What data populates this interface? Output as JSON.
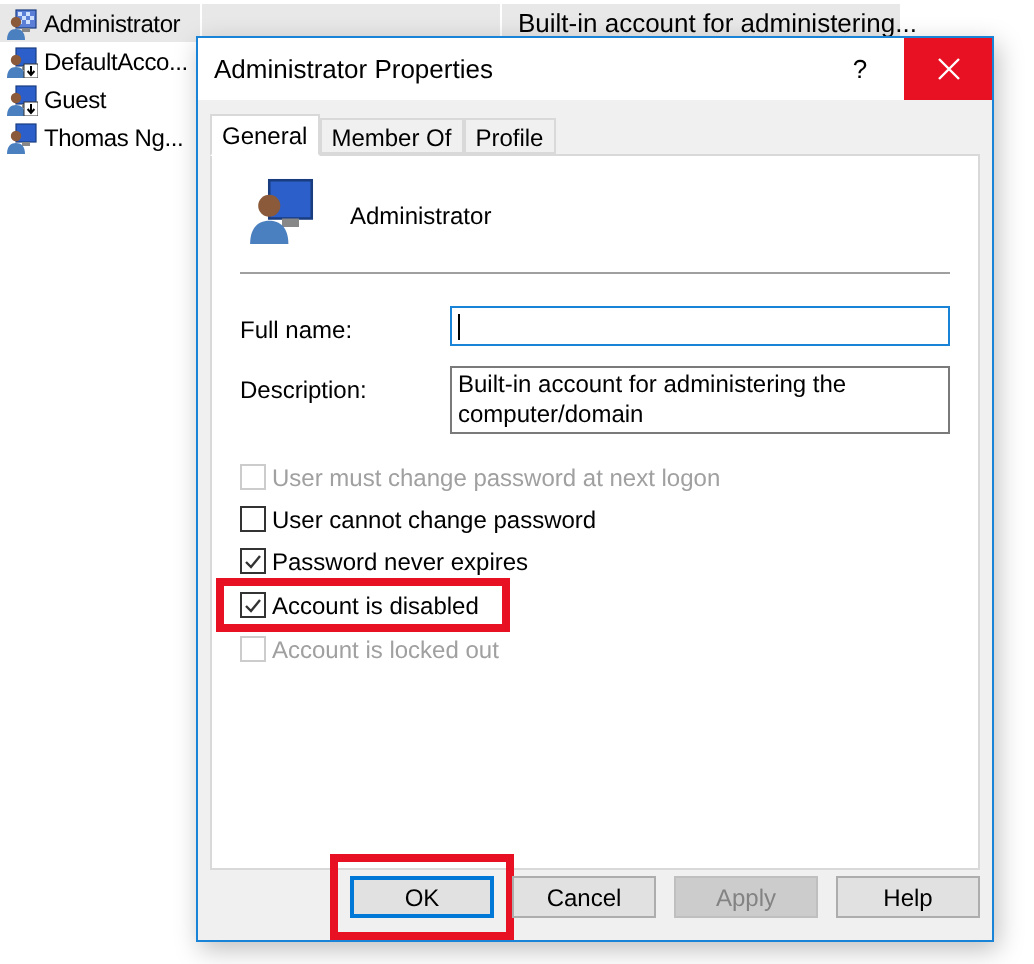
{
  "users": [
    {
      "name": "Administrator",
      "description": "Built-in account for administering...",
      "selected": true,
      "kind": "admin"
    },
    {
      "name": "DefaultAcco...",
      "selected": false,
      "kind": "standard"
    },
    {
      "name": "Guest",
      "selected": false,
      "kind": "standard"
    },
    {
      "name": "Thomas Ng...",
      "selected": false,
      "kind": "user"
    }
  ],
  "dialog": {
    "title": "Administrator Properties",
    "help": "?",
    "tabs": [
      {
        "label": "General",
        "selected": true
      },
      {
        "label": "Member Of",
        "selected": false
      },
      {
        "label": "Profile",
        "selected": false
      }
    ],
    "account_name": "Administrator",
    "fields": [
      {
        "label": "Full name:",
        "focused": true,
        "multiline": false
      },
      {
        "label": "Description:",
        "value": "Built-in account for administering the computer/domain",
        "focused": false,
        "multiline": true
      }
    ],
    "options": [
      {
        "label": "User must change password at next logon",
        "checked": false,
        "disabled": true,
        "highlighted": false
      },
      {
        "label": "User cannot change password",
        "checked": false,
        "disabled": false,
        "highlighted": false
      },
      {
        "label": "Password never expires",
        "checked": true,
        "disabled": false,
        "highlighted": false
      },
      {
        "label": "Account is disabled",
        "checked": true,
        "disabled": false,
        "highlighted": true
      },
      {
        "label": "Account is locked out",
        "checked": false,
        "disabled": true,
        "highlighted": false
      }
    ],
    "buttons": [
      {
        "label": "OK",
        "default": true,
        "disabled": false,
        "highlighted": true
      },
      {
        "label": "Cancel",
        "default": false,
        "disabled": false,
        "highlighted": false
      },
      {
        "label": "Apply",
        "default": false,
        "disabled": true,
        "highlighted": false
      },
      {
        "label": "Help",
        "default": false,
        "disabled": false,
        "highlighted": false
      }
    ]
  }
}
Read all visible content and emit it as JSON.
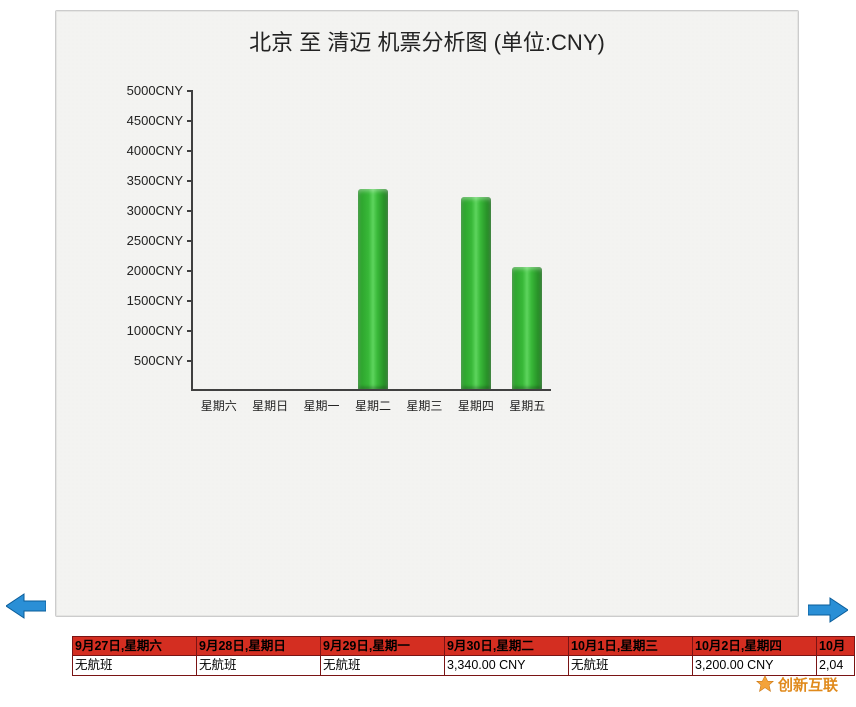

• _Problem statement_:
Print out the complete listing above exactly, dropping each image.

• _Your response_:
What data populates this interface? Output as JSON.
{
  "users": [
    {
      "name": "Administrator",
      "description": "Built-in account for administering...",
      "selected": true,
      "kind": "admin"
    },
    {
      "name": "DefaultAcco...",
      "selected": false,
      "kind": "standard"
    },
    {
      "name": "Guest",
      "selected": false,
      "kind": "standard"
    },
    {
      "name": "Thomas Ng...",
      "selected": false,
      "kind": "user"
    }
  ],
  "dialog": {
    "title": "Administrator Properties",
    "help": "?",
    "tabs": [
      {
        "label": "General",
        "selected": true
      },
      {
        "label": "Member Of",
        "selected": false
      },
      {
        "label": "Profile",
        "selected": false
      }
    ],
    "account_name": "Administrator",
    "fields": [
      {
        "label": "Full name:",
        "focused": true,
        "multiline": false
      },
      {
        "label": "Description:",
        "value": "Built-in account for administering the computer/domain",
        "focused": false,
        "multiline": true
      }
    ],
    "options": [
      {
        "label": "User must change password at next logon",
        "checked": false,
        "disabled": true,
        "highlighted": false
      },
      {
        "label": "User cannot change password",
        "checked": false,
        "disabled": false,
        "highlighted": false
      },
      {
        "label": "Password never expires",
        "checked": true,
        "disabled": false,
        "highlighted": false
      },
      {
        "label": "Account is disabled",
        "checked": true,
        "disabled": false,
        "highlighted": true
      },
      {
        "label": "Account is locked out",
        "checked": false,
        "disabled": true,
        "highlighted": false
      }
    ],
    "buttons": [
      {
        "label": "OK",
        "default": true,
        "disabled": false,
        "highlighted": true
      },
      {
        "label": "Cancel",
        "default": false,
        "disabled": false,
        "highlighted": false
      },
      {
        "label": "Apply",
        "default": false,
        "disabled": true,
        "highlighted": false
      },
      {
        "label": "Help",
        "default": false,
        "disabled": false,
        "highlighted": false
      }
    ]
  }
}
Read all visible content and emit it as JSON.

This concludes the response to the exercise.